Once the cruise was (sadly) over, HAL somehow made the disembarkation process painless. For one thing, you can stay in your cabin while you wait for your group to be called. We found this infinitely more relaxing than congregating in a crowded lounge. We got up on that day, had a leisurely breakfast in the Vista dining room (which, again, was delicious!) and returned to our cabin to await our group's turn. When our color was called, we proceeded to disembark effortlessly. There was none of the cattle-herding type atmosphere we've come to associate with this process. Our luggage was easy to find and all together in one place. There was a wait to go through customs, but as there were 2 Royal Caribbean mega-ships that were also disembarking that morning, that was to be expected. Once we were out of the terminal, we were pleasantly surprised to find a final HAL representative asking if we needed any help finding transportation.
Yeah, I think it's HAL from now on for me.
A few criticisms: Okay, so nothing is perfect, right? Here are my only criticisms of this HAL cruise, and they all involve non-essential shopping:
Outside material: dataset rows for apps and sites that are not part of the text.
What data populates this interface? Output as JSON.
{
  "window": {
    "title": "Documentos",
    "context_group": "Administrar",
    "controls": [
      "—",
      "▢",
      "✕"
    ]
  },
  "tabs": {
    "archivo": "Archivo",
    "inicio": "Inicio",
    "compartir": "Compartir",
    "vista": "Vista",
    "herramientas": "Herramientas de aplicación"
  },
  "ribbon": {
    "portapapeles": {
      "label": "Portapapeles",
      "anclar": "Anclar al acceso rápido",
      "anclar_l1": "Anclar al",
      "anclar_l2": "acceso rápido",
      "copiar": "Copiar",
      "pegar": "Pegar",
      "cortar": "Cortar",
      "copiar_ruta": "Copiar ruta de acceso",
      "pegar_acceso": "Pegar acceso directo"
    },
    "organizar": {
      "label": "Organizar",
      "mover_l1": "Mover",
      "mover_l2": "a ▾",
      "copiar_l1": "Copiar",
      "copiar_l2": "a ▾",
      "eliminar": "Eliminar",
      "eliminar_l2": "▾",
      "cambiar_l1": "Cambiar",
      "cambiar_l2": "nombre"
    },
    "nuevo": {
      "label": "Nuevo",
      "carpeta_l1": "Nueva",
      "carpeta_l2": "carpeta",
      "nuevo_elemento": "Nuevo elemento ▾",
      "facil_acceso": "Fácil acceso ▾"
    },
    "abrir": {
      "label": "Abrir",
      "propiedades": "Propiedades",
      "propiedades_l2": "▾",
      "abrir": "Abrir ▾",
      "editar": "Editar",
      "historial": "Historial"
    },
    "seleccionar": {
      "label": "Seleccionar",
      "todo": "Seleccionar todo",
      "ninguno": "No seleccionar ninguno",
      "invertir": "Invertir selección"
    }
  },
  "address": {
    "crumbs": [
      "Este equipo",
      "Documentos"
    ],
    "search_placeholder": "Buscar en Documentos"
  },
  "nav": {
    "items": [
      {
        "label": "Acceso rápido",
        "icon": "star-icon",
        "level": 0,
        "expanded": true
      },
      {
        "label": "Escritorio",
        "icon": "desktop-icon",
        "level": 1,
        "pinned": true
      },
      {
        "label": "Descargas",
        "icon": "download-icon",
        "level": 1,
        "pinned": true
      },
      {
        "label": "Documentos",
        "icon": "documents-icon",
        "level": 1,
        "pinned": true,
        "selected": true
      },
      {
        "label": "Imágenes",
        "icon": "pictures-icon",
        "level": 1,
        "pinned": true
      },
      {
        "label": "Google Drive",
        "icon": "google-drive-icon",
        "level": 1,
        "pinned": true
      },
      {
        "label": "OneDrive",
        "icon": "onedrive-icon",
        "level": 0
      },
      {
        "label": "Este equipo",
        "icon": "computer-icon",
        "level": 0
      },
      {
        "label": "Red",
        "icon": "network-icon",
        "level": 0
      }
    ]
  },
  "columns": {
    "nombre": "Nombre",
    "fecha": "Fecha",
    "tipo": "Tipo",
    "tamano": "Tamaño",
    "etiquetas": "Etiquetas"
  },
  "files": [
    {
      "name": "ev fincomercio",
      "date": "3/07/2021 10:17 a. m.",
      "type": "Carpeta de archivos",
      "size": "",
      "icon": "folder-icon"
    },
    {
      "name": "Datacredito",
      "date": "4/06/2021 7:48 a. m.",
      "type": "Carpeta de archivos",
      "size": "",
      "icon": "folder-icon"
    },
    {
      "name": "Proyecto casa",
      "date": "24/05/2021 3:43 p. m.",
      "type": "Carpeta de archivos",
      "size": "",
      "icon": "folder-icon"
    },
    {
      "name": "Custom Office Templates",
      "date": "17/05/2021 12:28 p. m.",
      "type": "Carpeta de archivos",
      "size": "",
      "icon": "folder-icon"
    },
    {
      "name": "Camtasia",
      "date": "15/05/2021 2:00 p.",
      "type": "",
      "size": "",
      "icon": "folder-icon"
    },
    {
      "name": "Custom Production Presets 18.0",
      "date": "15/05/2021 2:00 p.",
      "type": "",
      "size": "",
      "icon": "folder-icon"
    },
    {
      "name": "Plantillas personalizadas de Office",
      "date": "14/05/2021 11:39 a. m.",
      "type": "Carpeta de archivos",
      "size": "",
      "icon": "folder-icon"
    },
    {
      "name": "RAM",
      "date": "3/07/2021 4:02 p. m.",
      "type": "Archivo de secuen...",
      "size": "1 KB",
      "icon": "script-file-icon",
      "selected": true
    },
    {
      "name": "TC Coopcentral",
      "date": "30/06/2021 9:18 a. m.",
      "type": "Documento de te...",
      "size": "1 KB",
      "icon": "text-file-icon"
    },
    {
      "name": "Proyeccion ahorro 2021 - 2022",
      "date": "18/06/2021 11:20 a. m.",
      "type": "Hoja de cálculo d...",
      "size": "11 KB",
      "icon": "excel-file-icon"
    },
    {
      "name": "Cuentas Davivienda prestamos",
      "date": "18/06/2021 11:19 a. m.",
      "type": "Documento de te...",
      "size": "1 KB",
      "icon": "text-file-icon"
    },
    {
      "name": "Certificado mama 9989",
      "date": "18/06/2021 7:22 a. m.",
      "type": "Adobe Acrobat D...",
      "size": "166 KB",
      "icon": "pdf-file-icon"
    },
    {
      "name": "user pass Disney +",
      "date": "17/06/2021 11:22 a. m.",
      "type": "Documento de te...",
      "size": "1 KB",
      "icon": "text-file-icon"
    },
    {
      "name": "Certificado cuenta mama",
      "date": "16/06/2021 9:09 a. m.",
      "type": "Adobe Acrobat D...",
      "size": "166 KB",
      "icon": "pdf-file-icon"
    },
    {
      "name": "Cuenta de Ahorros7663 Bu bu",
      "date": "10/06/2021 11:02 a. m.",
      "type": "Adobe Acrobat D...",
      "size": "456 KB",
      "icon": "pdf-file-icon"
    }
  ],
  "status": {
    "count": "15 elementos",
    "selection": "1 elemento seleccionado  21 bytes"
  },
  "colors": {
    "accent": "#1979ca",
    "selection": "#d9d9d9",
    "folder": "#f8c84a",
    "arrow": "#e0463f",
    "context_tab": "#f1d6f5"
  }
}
1. It's my tradition, on a cruise, to get a piece of jewelry. While the sales people were quite friendly, I was disappointed that the 2 jewelry shops on the Zuiderdam were extravagantly overpriced. Here's an example. In November (2 months ago!) I had purchased an EFFY ring on a Carnival ship. They had the exact same ring on this ship, at over twice the price! The other jewelry store, Merabella, was so exclusive that they admit only one customer at a time, and draw a curtain so anyone else is prevented from entering the sanctum. Their prices are even more outrageous. And the Merabella does not indulge in the last-day sales. While some might find this exclusivity appealing, I did not. The last-day sales on other jewelry and souvenirs served to bring prices down to a level similar to what it would cost on land. Throughout the rest of the cruise, the general, souvenir-type store had prices that were somewhat overpriced, but not extravagantly so. They had sterling jewelry that was quite pretty and reasonably priced, especially at the last-day sale. They did a brisk business.
2. The photographers on the ship were pretty aggressive. The photos were overpriced and the sales people were not particularly friendly.
3. We went to the standard jewelry talk. I usually skip these, but my sister wanted to go because they promised free tanzanite earrings to everyone who attended. Well, it was the expected, fast-talking, high-pressure informercial on the "best" stores to get jewelry in each port. At the end of the talk, however, there were no earrings. Instead everyone was given a certificate for the promised earrings at a store in Aruba or Curacao. We felt deceived and, as we had shore excursions in Aruba, complained to the woman who presented the talk. She apologized and said she would deliver the earrings to our cabin. Next day, there was a note in our box that said she could not deliver them to us "for security reasons", but if we would come to the sales office for an hour on one of two days, we could get them then. Expecting another high-pressure sell, we elected to forfeit the opportunity.
These few, small, sour notes were not particularly important because, after all, no one is twisting your arm and forcing you to buy anything. Just something to note. Read Less